(WHAT TO DO) From the entries below, copy out every line with "Interaction" in it.

(INPUT DATA)

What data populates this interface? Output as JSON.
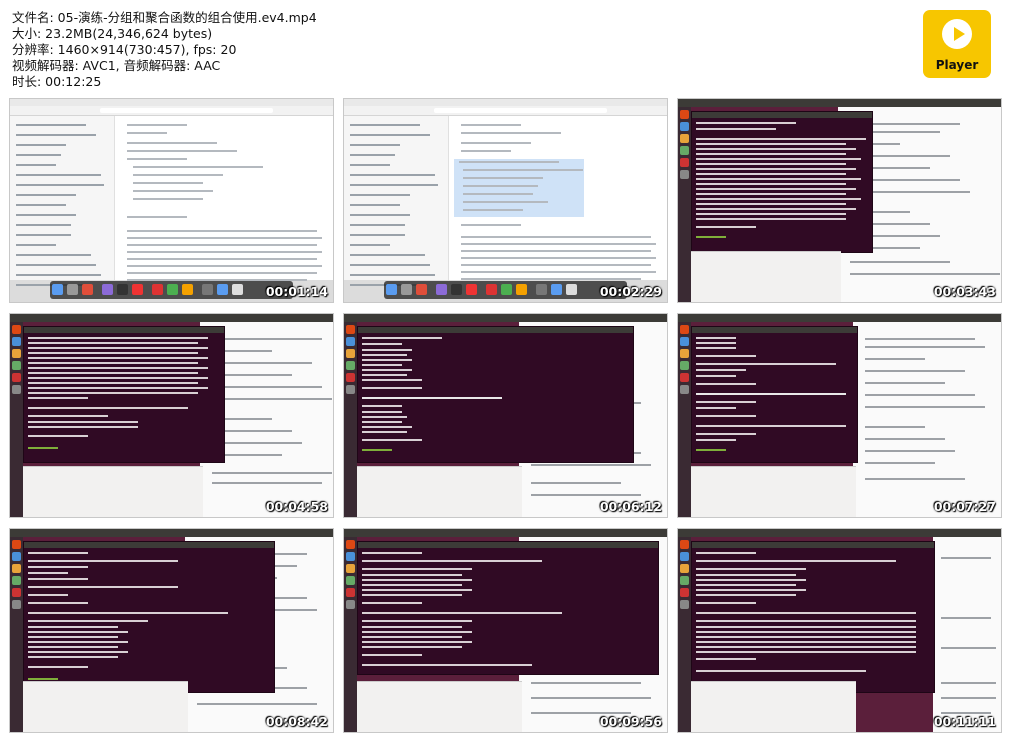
{
  "info": {
    "filename": "文件名: 05-演练-分组和聚合函数的组合使用.ev4.mp4",
    "size": "大小: 23.2MB(24,346,624 bytes)",
    "resolution": "分辨率: 1460×914(730:457), fps: 20",
    "codec": "视频解码器: AVC1, 音频解码器: AAC",
    "duration": "时长: 00:12:25"
  },
  "logo": {
    "label": "Player",
    "color": "#f7c600"
  },
  "thumbnails": [
    {
      "timestamp": "00:01:14",
      "style": "mac"
    },
    {
      "timestamp": "00:02:29",
      "style": "mac"
    },
    {
      "timestamp": "00:03:43",
      "style": "ubuntu"
    },
    {
      "timestamp": "00:04:58",
      "style": "ubuntu"
    },
    {
      "timestamp": "00:06:12",
      "style": "ubuntu"
    },
    {
      "timestamp": "00:07:27",
      "style": "ubuntu"
    },
    {
      "timestamp": "00:08:42",
      "style": "ubuntu"
    },
    {
      "timestamp": "00:09:56",
      "style": "ubuntu"
    },
    {
      "timestamp": "00:11:11",
      "style": "ubuntu"
    }
  ]
}
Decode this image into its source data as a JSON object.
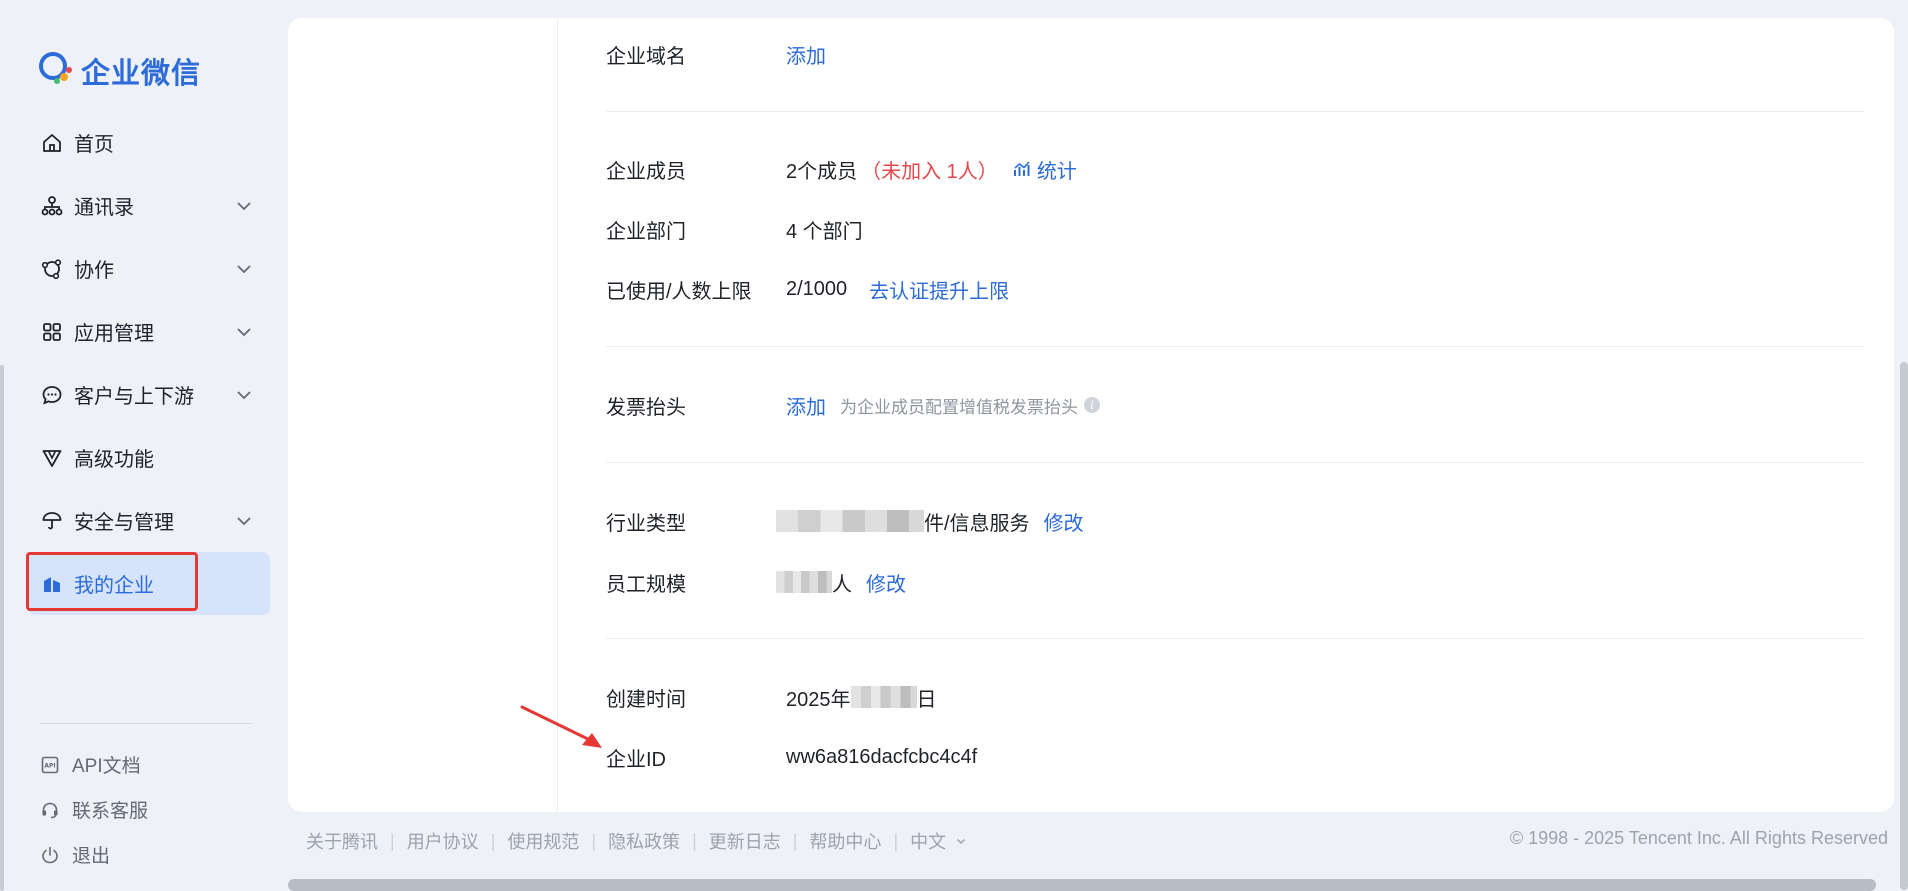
{
  "app": {
    "logo_text": "企业微信",
    "accent_color": "#2c6bd8"
  },
  "sidebar": {
    "items": [
      {
        "label": "首页",
        "icon": "home-icon",
        "expandable": false
      },
      {
        "label": "通讯录",
        "icon": "org-chart-icon",
        "expandable": true
      },
      {
        "label": "协作",
        "icon": "collaboration-icon",
        "expandable": true
      },
      {
        "label": "应用管理",
        "icon": "apps-grid-icon",
        "expandable": true
      },
      {
        "label": "客户与上下游",
        "icon": "chat-bubble-icon",
        "expandable": true
      },
      {
        "label": "高级功能",
        "icon": "advanced-v-icon",
        "expandable": false
      },
      {
        "label": "安全与管理",
        "icon": "umbrella-icon",
        "expandable": true
      },
      {
        "label": "我的企业",
        "icon": "company-icon",
        "expandable": false,
        "active": true
      }
    ],
    "bottom": [
      {
        "label": "API文档",
        "icon": "api-doc-icon"
      },
      {
        "label": "联系客服",
        "icon": "headset-icon"
      },
      {
        "label": "退出",
        "icon": "power-icon"
      }
    ]
  },
  "company": {
    "domain": {
      "label": "企业域名",
      "action": "添加"
    },
    "members": {
      "label": "企业成员",
      "value": "2个成员",
      "not_joined": "（未加入 1人）",
      "stats_link": "统计"
    },
    "departments": {
      "label": "企业部门",
      "value": "4 个部门"
    },
    "usage": {
      "label": "已使用/人数上限",
      "value": "2/1000",
      "link": "去认证提升上限"
    },
    "invoice": {
      "label": "发票抬头",
      "action": "添加",
      "hint": "为企业成员配置增值税发票抬头"
    },
    "industry": {
      "label": "行业类型",
      "value_suffix": "件/信息服务",
      "action": "修改"
    },
    "scale": {
      "label": "员工规模",
      "value_suffix": "人",
      "action": "修改"
    },
    "created": {
      "label": "创建时间",
      "value_prefix": "2025年",
      "value_suffix": "日"
    },
    "corp_id": {
      "label": "企业ID",
      "value": "ww6a816dacfcbc4c4f"
    }
  },
  "footer": {
    "links": [
      "关于腾讯",
      "用户协议",
      "使用规范",
      "隐私政策",
      "更新日志",
      "帮助中心"
    ],
    "language": "中文",
    "copyright": "© 1998 - 2025 Tencent Inc. All Rights Reserved"
  }
}
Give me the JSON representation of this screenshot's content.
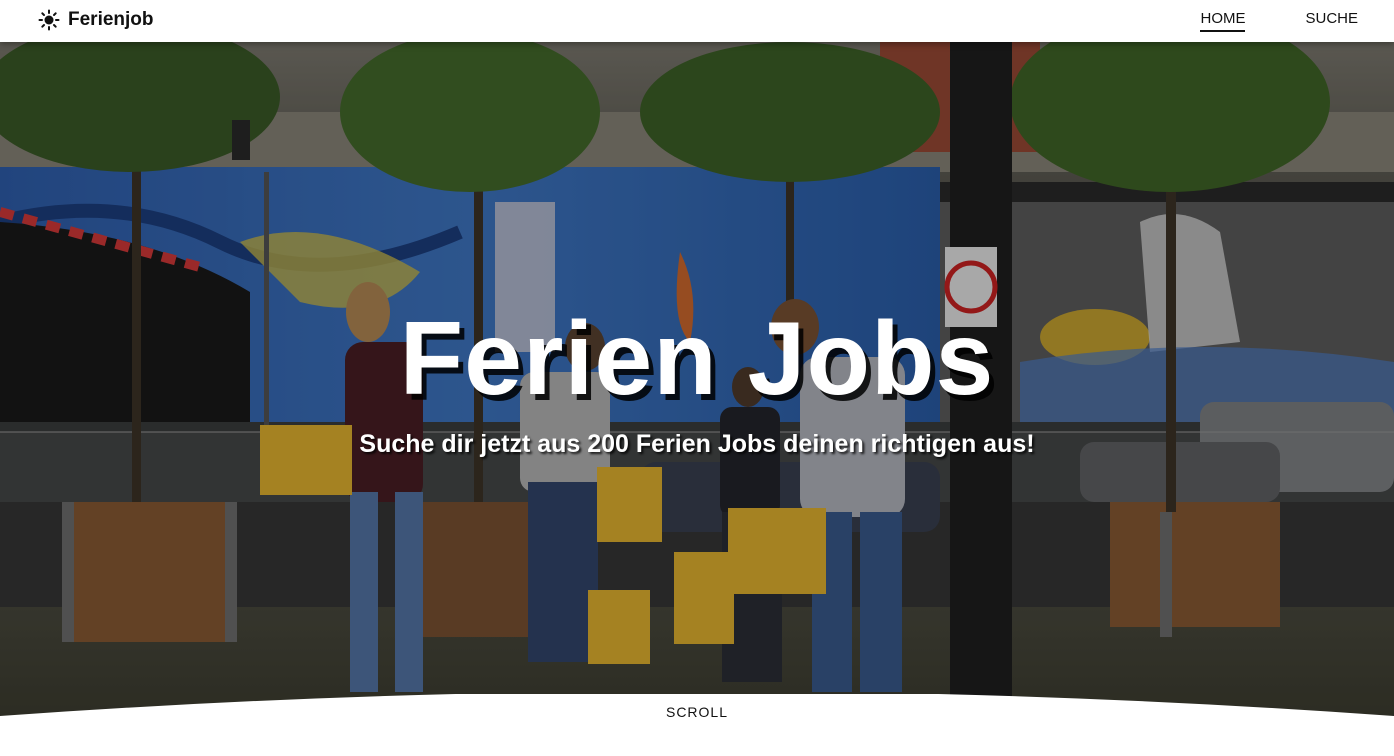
{
  "brand": {
    "name": "Ferienjob",
    "icon": "sun-icon"
  },
  "nav": {
    "items": [
      {
        "label": "HOME",
        "active": true
      },
      {
        "label": "SUCHE",
        "active": false
      }
    ]
  },
  "hero": {
    "title": "Ferien Jobs",
    "subtitle": "Suche dir jetzt aus 200 Ferien Jobs deinen richtigen aus!",
    "scroll_label": "SCROLL"
  },
  "colors": {
    "navbar_bg": "#ffffff",
    "text_dark": "#111111",
    "hero_text": "#ffffff"
  }
}
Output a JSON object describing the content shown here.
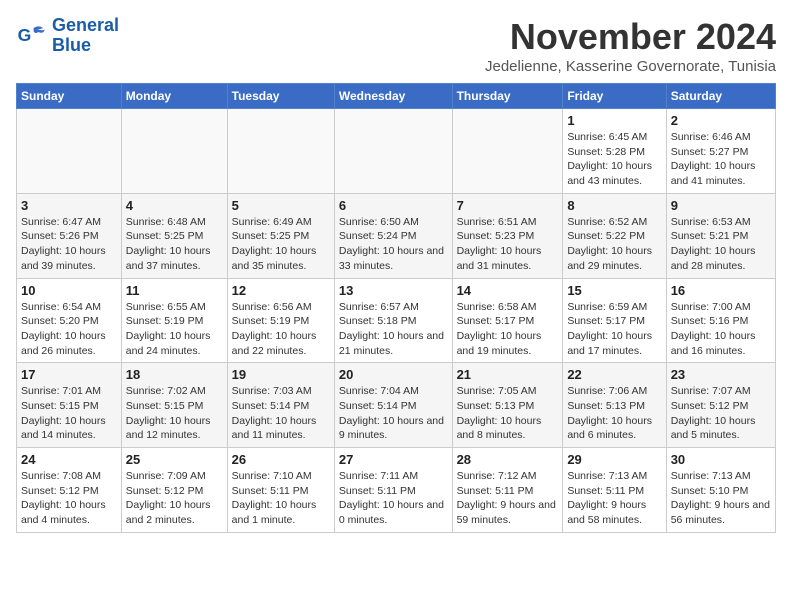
{
  "logo": {
    "line1": "General",
    "line2": "Blue"
  },
  "title": "November 2024",
  "subtitle": "Jedelienne, Kasserine Governorate, Tunisia",
  "days_of_week": [
    "Sunday",
    "Monday",
    "Tuesday",
    "Wednesday",
    "Thursday",
    "Friday",
    "Saturday"
  ],
  "weeks": [
    [
      {
        "date": "",
        "info": ""
      },
      {
        "date": "",
        "info": ""
      },
      {
        "date": "",
        "info": ""
      },
      {
        "date": "",
        "info": ""
      },
      {
        "date": "",
        "info": ""
      },
      {
        "date": "1",
        "info": "Sunrise: 6:45 AM\nSunset: 5:28 PM\nDaylight: 10 hours and 43 minutes."
      },
      {
        "date": "2",
        "info": "Sunrise: 6:46 AM\nSunset: 5:27 PM\nDaylight: 10 hours and 41 minutes."
      }
    ],
    [
      {
        "date": "3",
        "info": "Sunrise: 6:47 AM\nSunset: 5:26 PM\nDaylight: 10 hours and 39 minutes."
      },
      {
        "date": "4",
        "info": "Sunrise: 6:48 AM\nSunset: 5:25 PM\nDaylight: 10 hours and 37 minutes."
      },
      {
        "date": "5",
        "info": "Sunrise: 6:49 AM\nSunset: 5:25 PM\nDaylight: 10 hours and 35 minutes."
      },
      {
        "date": "6",
        "info": "Sunrise: 6:50 AM\nSunset: 5:24 PM\nDaylight: 10 hours and 33 minutes."
      },
      {
        "date": "7",
        "info": "Sunrise: 6:51 AM\nSunset: 5:23 PM\nDaylight: 10 hours and 31 minutes."
      },
      {
        "date": "8",
        "info": "Sunrise: 6:52 AM\nSunset: 5:22 PM\nDaylight: 10 hours and 29 minutes."
      },
      {
        "date": "9",
        "info": "Sunrise: 6:53 AM\nSunset: 5:21 PM\nDaylight: 10 hours and 28 minutes."
      }
    ],
    [
      {
        "date": "10",
        "info": "Sunrise: 6:54 AM\nSunset: 5:20 PM\nDaylight: 10 hours and 26 minutes."
      },
      {
        "date": "11",
        "info": "Sunrise: 6:55 AM\nSunset: 5:19 PM\nDaylight: 10 hours and 24 minutes."
      },
      {
        "date": "12",
        "info": "Sunrise: 6:56 AM\nSunset: 5:19 PM\nDaylight: 10 hours and 22 minutes."
      },
      {
        "date": "13",
        "info": "Sunrise: 6:57 AM\nSunset: 5:18 PM\nDaylight: 10 hours and 21 minutes."
      },
      {
        "date": "14",
        "info": "Sunrise: 6:58 AM\nSunset: 5:17 PM\nDaylight: 10 hours and 19 minutes."
      },
      {
        "date": "15",
        "info": "Sunrise: 6:59 AM\nSunset: 5:17 PM\nDaylight: 10 hours and 17 minutes."
      },
      {
        "date": "16",
        "info": "Sunrise: 7:00 AM\nSunset: 5:16 PM\nDaylight: 10 hours and 16 minutes."
      }
    ],
    [
      {
        "date": "17",
        "info": "Sunrise: 7:01 AM\nSunset: 5:15 PM\nDaylight: 10 hours and 14 minutes."
      },
      {
        "date": "18",
        "info": "Sunrise: 7:02 AM\nSunset: 5:15 PM\nDaylight: 10 hours and 12 minutes."
      },
      {
        "date": "19",
        "info": "Sunrise: 7:03 AM\nSunset: 5:14 PM\nDaylight: 10 hours and 11 minutes."
      },
      {
        "date": "20",
        "info": "Sunrise: 7:04 AM\nSunset: 5:14 PM\nDaylight: 10 hours and 9 minutes."
      },
      {
        "date": "21",
        "info": "Sunrise: 7:05 AM\nSunset: 5:13 PM\nDaylight: 10 hours and 8 minutes."
      },
      {
        "date": "22",
        "info": "Sunrise: 7:06 AM\nSunset: 5:13 PM\nDaylight: 10 hours and 6 minutes."
      },
      {
        "date": "23",
        "info": "Sunrise: 7:07 AM\nSunset: 5:12 PM\nDaylight: 10 hours and 5 minutes."
      }
    ],
    [
      {
        "date": "24",
        "info": "Sunrise: 7:08 AM\nSunset: 5:12 PM\nDaylight: 10 hours and 4 minutes."
      },
      {
        "date": "25",
        "info": "Sunrise: 7:09 AM\nSunset: 5:12 PM\nDaylight: 10 hours and 2 minutes."
      },
      {
        "date": "26",
        "info": "Sunrise: 7:10 AM\nSunset: 5:11 PM\nDaylight: 10 hours and 1 minute."
      },
      {
        "date": "27",
        "info": "Sunrise: 7:11 AM\nSunset: 5:11 PM\nDaylight: 10 hours and 0 minutes."
      },
      {
        "date": "28",
        "info": "Sunrise: 7:12 AM\nSunset: 5:11 PM\nDaylight: 9 hours and 59 minutes."
      },
      {
        "date": "29",
        "info": "Sunrise: 7:13 AM\nSunset: 5:11 PM\nDaylight: 9 hours and 58 minutes."
      },
      {
        "date": "30",
        "info": "Sunrise: 7:13 AM\nSunset: 5:10 PM\nDaylight: 9 hours and 56 minutes."
      }
    ]
  ]
}
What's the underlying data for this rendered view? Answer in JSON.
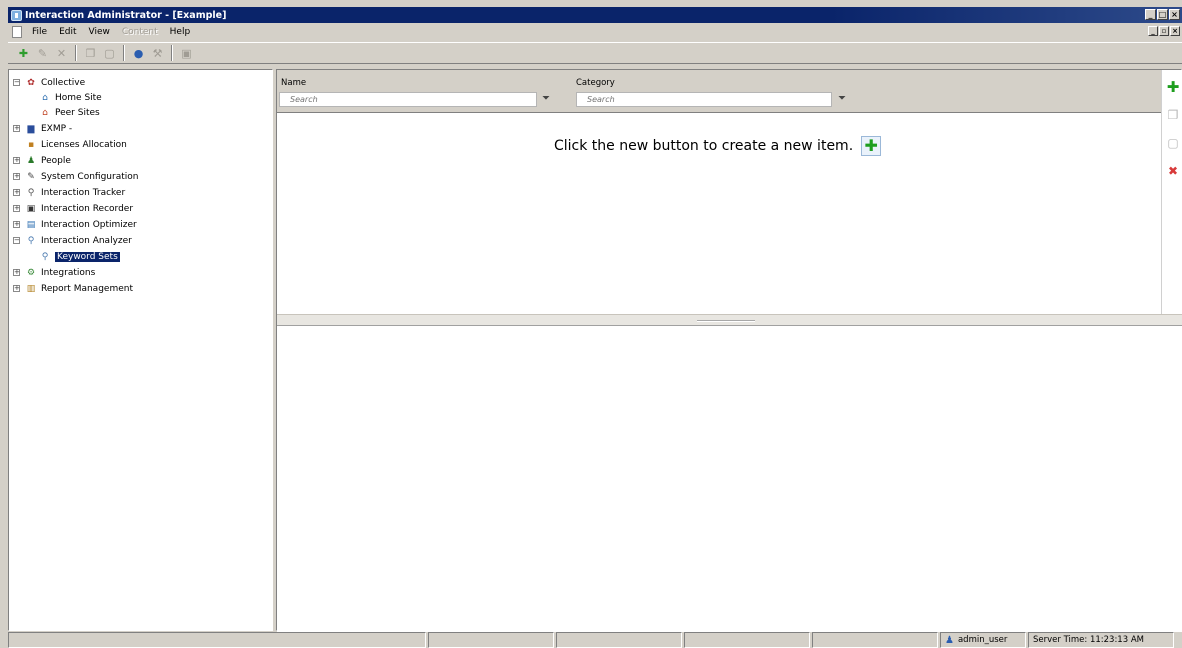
{
  "window": {
    "title": "Interaction Administrator - [Example]"
  },
  "menu": {
    "items": [
      {
        "label": "File",
        "disabled": false
      },
      {
        "label": "Edit",
        "disabled": false
      },
      {
        "label": "View",
        "disabled": false
      },
      {
        "label": "Content",
        "disabled": true
      },
      {
        "label": "Help",
        "disabled": false
      }
    ]
  },
  "tree": {
    "collective": "Collective",
    "home_site": "Home Site",
    "peer_sites": "Peer Sites",
    "server": "EXMP -",
    "licenses": "Licenses Allocation",
    "people": "People",
    "system_configuration": "System Configuration",
    "interaction_tracker": "Interaction Tracker",
    "interaction_recorder": "Interaction Recorder",
    "interaction_optimizer": "Interaction Optimizer",
    "interaction_analyzer": "Interaction Analyzer",
    "keyword_sets": "Keyword Sets",
    "integrations": "Integrations",
    "report_management": "Report Management"
  },
  "grid": {
    "columns": {
      "name": "Name",
      "category": "Category"
    },
    "name_search_placeholder": "Search",
    "category_search_placeholder": "Search",
    "empty_message": "Click the new button to create a new item."
  },
  "status": {
    "user": "admin_user",
    "server_time": "Server Time: 11:23:13 AM"
  },
  "colors": {
    "titlebar": "#0a246a",
    "selection": "#0a246a",
    "add_green": "#1e9e1e",
    "delete_red": "#d83a3a"
  }
}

(TASK RESULT)
    "title": "Interaction Administrator - [Example]"
    "interaction_tracker": "Interaction Tracker",
    "interaction_recorder": "Interaction Recorder",
    "interaction_optimizer": "Interaction Optimizer",
    "interaction_analyzer": "Interaction Analyzer",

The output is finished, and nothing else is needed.